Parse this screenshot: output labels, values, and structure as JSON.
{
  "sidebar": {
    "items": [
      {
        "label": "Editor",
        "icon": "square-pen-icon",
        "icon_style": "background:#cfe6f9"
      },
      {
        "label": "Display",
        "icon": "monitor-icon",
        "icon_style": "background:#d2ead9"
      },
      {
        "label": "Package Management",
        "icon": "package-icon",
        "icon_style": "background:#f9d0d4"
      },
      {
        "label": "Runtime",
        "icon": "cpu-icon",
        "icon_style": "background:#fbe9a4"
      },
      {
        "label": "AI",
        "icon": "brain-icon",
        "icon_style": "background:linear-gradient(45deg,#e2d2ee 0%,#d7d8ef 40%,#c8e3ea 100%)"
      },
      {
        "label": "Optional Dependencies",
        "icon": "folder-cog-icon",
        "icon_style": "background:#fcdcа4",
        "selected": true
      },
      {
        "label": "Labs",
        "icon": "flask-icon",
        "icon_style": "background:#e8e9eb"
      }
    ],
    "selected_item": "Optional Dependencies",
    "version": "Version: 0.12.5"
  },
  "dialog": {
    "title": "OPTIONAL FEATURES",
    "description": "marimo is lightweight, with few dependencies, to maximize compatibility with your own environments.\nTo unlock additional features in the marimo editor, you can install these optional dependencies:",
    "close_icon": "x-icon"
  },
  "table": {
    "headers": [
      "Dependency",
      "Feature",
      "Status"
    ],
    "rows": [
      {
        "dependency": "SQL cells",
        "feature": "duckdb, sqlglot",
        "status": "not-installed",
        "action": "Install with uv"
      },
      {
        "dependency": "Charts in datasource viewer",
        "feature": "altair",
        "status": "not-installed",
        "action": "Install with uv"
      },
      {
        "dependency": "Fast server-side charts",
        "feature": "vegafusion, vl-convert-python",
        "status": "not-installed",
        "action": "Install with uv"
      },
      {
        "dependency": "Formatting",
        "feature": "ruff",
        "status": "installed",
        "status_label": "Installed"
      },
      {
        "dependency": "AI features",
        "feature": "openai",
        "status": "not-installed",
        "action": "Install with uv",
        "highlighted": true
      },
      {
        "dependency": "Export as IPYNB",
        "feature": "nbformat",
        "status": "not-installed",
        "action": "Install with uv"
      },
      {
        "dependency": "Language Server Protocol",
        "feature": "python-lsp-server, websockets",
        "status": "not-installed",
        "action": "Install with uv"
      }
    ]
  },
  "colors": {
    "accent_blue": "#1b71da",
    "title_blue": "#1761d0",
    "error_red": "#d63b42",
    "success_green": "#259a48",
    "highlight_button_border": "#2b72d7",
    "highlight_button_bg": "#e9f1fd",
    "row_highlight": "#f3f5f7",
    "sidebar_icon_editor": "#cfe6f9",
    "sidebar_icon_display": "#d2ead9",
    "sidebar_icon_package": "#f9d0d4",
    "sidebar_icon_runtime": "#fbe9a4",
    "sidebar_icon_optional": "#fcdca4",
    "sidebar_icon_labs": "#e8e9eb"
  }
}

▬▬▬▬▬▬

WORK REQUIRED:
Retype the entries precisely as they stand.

EXERCISE OUTPUT:
Parse this screenshot: output labels, values, and structure as JSON.
{
  "sidebar": {
    "items": [
      {
        "label": "Editor",
        "icon": "square-pen-icon",
        "icon_style": "background:#cfe6f9"
      },
      {
        "label": "Display",
        "icon": "monitor-icon",
        "icon_style": "background:#d2ead9"
      },
      {
        "label": "Package Management",
        "icon": "package-icon",
        "icon_style": "background:#f9d0d4"
      },
      {
        "label": "Runtime",
        "icon": "cpu-icon",
        "icon_style": "background:#fbe9a4"
      },
      {
        "label": "AI",
        "icon": "brain-icon",
        "icon_style": "background:linear-gradient(45deg,#e2d2ee 0%,#d7d8ef 40%,#c8e3ea 100%)"
      },
      {
        "label": "Optional Dependencies",
        "icon": "folder-cog-icon",
        "icon_style": "background:#fcdcа4",
        "selected": true
      },
      {
        "label": "Labs",
        "icon": "flask-icon",
        "icon_style": "background:#e8e9eb"
      }
    ],
    "selected_item": "Optional Dependencies",
    "version": "Version: 0.12.5"
  },
  "dialog": {
    "title": "OPTIONAL FEATURES",
    "description": "marimo is lightweight, with few dependencies, to maximize compatibility with your own environments.\nTo unlock additional features in the marimo editor, you can install these optional dependencies:",
    "close_icon": "x-icon"
  },
  "table": {
    "headers": [
      "Dependency",
      "Feature",
      "Status"
    ],
    "rows": [
      {
        "dependency": "SQL cells",
        "feature": "duckdb, sqlglot",
        "status": "not-installed",
        "action": "Install with uv"
      },
      {
        "dependency": "Charts in datasource viewer",
        "feature": "altair",
        "status": "not-installed",
        "action": "Install with uv"
      },
      {
        "dependency": "Fast server-side charts",
        "feature": "vegafusion, vl-convert-python",
        "status": "not-installed",
        "action": "Install with uv"
      },
      {
        "dependency": "Formatting",
        "feature": "ruff",
        "status": "installed",
        "status_label": "Installed"
      },
      {
        "dependency": "AI features",
        "feature": "openai",
        "status": "not-installed",
        "action": "Install with uv",
        "highlighted": true
      },
      {
        "dependency": "Export as IPYNB",
        "feature": "nbformat",
        "status": "not-installed",
        "action": "Install with uv"
      },
      {
        "dependency": "Language Server Protocol",
        "feature": "python-lsp-server, websockets",
        "status": "not-installed",
        "action": "Install with uv"
      }
    ]
  },
  "colors": {
    "accent_blue": "#1b71da",
    "title_blue": "#1761d0",
    "error_red": "#d63b42",
    "success_green": "#259a48",
    "highlight_button_border": "#2b72d7",
    "highlight_button_bg": "#e9f1fd",
    "row_highlight": "#f3f5f7",
    "sidebar_icon_editor": "#cfe6f9",
    "sidebar_icon_display": "#d2ead9",
    "sidebar_icon_package": "#f9d0d4",
    "sidebar_icon_runtime": "#fbe9a4",
    "sidebar_icon_optional": "#fcdca4",
    "sidebar_icon_labs": "#e8e9eb"
  }
}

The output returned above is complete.